This surge in prices aligns with the decisions of companies to scale back their production, which had been in full throttle throughout 2022. Tyson, for instance, plans to close six U.S. chicken plants and implement substantial layoffs to counter the financial strain, which they claim is a result of the COVID-19 pandemic.
However, when we dive into the political arena, it’s clear that this chicken industry turbulence isn’t a consequence of the pandemic’s aftermath.
And it’s not entirely caused by Biden’s inflation. In spring 2023, the Biden administration seemed to declare war on chicken farmers in a series of regulations that seemed designed to destroy the chicken industry and consumers alike.
The U.S. Department of Agriculture (USDA) stepped boldly into the chicken industry, meddling with compensation and line speeds. The current “pay for performance” system in chicken farming serves as a powerful incentive for healthier bird raising, benefiting both farmers and consumers. This system provides contract farmers with a guaranteed base pay, alongside bonuses tied to flock performance. Not only does it shield farmers from economic risks, but it also assures a predictable market, ultimately serving everyone’s interests.
Of course, the administration hates to see successful businesses. To start with, there’s talk of potentially abandoning a 25-year-old program that allows higher line speeds in processing plants, potentially leaving the U.S. trailing behind global competitors. Naturally, the calls are over alleged “safety concerns, even though In places like Canada, Europe, South America, and Asia, similar equipment operates at significantly higher line speeds without any notable food safety or worker safety issues.
But the anti-chicken saga doesn’t end there. The administration recently set its sights on the pervasive chicken mafia. The U.S.D.A. has partnered with attorneys general from 31 states and the District of Columbia, aiming to “boost competition” and “safeguard consumers” in food and agriculture markets. This coalition is targeting alleged “anticompetitive” practices in agriculture and related sectors, practices that, according to the administration, have been driving up prices and limiting choices for consumers and producers alike.
But fear not, America. The same governmental agency that hampered your ability to buy affordable poultry products has given the go-ahead for cultivated chicken, or “lab meat.” Laboratories in California (where else?) are now cleared to “grow” chicken and other meat products in petri dishes. Josh Tetrick, co-founder of Eat Just, announced that his company, along with Upside Foods, has received federal inspection approval for selling meat and poultry in the U.S.
However, these products are currently more expensive than conventionally farmed meat and cannot yet be produced at the same scale.
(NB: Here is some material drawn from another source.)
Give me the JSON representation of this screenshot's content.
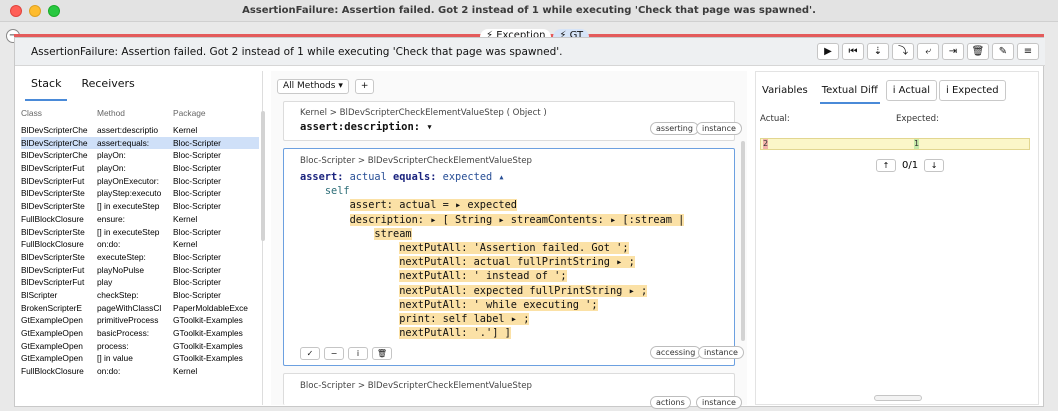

They will be debuting in restaurants before making it to the grocery shelf.
As the chicken industry faces turbulent times and the government dabbles in “lab meat,” consumers will increasingly find their feathers ruffled by unrelenting inflation. As Biden will find out in the 2024 election, Bidenomics is nothing to crow about.